*** Opening Provided information ***

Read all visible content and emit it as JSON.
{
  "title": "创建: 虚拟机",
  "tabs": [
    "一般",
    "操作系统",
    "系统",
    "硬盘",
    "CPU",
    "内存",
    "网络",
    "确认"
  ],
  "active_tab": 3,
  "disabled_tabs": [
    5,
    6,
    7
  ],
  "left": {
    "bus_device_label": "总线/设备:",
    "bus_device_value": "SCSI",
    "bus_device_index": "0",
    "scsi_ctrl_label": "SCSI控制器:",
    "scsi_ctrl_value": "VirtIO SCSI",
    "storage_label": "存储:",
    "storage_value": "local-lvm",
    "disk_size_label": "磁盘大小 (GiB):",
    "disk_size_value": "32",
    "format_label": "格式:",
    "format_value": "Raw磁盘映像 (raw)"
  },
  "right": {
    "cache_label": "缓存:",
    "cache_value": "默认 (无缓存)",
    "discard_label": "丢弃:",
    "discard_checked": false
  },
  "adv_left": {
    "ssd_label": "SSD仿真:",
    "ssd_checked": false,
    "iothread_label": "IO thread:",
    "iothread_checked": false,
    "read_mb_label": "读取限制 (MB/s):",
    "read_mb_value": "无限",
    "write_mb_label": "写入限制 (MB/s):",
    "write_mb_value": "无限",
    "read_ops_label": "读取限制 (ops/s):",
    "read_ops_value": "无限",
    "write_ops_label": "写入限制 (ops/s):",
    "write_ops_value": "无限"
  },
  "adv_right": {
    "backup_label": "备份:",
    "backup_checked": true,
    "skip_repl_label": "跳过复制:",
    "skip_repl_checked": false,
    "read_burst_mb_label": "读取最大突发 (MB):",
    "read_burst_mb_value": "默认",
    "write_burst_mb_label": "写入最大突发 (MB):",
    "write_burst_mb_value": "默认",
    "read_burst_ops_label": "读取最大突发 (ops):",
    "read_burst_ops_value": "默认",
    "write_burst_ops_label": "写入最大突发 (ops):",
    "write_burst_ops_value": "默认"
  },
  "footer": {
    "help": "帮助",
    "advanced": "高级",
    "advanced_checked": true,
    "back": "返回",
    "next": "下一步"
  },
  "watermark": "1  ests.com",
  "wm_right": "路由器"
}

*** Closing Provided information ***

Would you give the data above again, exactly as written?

Expected output:
Read all visible content and emit it as JSON.
{
  "title": "创建: 虚拟机",
  "tabs": [
    "一般",
    "操作系统",
    "系统",
    "硬盘",
    "CPU",
    "内存",
    "网络",
    "确认"
  ],
  "active_tab": 3,
  "disabled_tabs": [
    5,
    6,
    7
  ],
  "left": {
    "bus_device_label": "总线/设备:",
    "bus_device_value": "SCSI",
    "bus_device_index": "0",
    "scsi_ctrl_label": "SCSI控制器:",
    "scsi_ctrl_value": "VirtIO SCSI",
    "storage_label": "存储:",
    "storage_value": "local-lvm",
    "disk_size_label": "磁盘大小 (GiB):",
    "disk_size_value": "32",
    "format_label": "格式:",
    "format_value": "Raw磁盘映像 (raw)"
  },
  "right": {
    "cache_label": "缓存:",
    "cache_value": "默认 (无缓存)",
    "discard_label": "丢弃:",
    "discard_checked": false
  },
  "adv_left": {
    "ssd_label": "SSD仿真:",
    "ssd_checked": false,
    "iothread_label": "IO thread:",
    "iothread_checked": false,
    "read_mb_label": "读取限制 (MB/s):",
    "read_mb_value": "无限",
    "write_mb_label": "写入限制 (MB/s):",
    "write_mb_value": "无限",
    "read_ops_label": "读取限制 (ops/s):",
    "read_ops_value": "无限",
    "write_ops_label": "写入限制 (ops/s):",
    "write_ops_value": "无限"
  },
  "adv_right": {
    "backup_label": "备份:",
    "backup_checked": true,
    "skip_repl_label": "跳过复制:",
    "skip_repl_checked": false,
    "read_burst_mb_label": "读取最大突发 (MB):",
    "read_burst_mb_value": "默认",
    "write_burst_mb_label": "写入最大突发 (MB):",
    "write_burst_mb_value": "默认",
    "read_burst_ops_label": "读取最大突发 (ops):",
    "read_burst_ops_value": "默认",
    "write_burst_ops_label": "写入最大突发 (ops):",
    "write_burst_ops_value": "默认"
  },
  "footer": {
    "help": "帮助",
    "advanced": "高级",
    "advanced_checked": true,
    "back": "返回",
    "next": "下一步"
  },
  "watermark": "1  ests.com",
  "wm_right": "路由器"
}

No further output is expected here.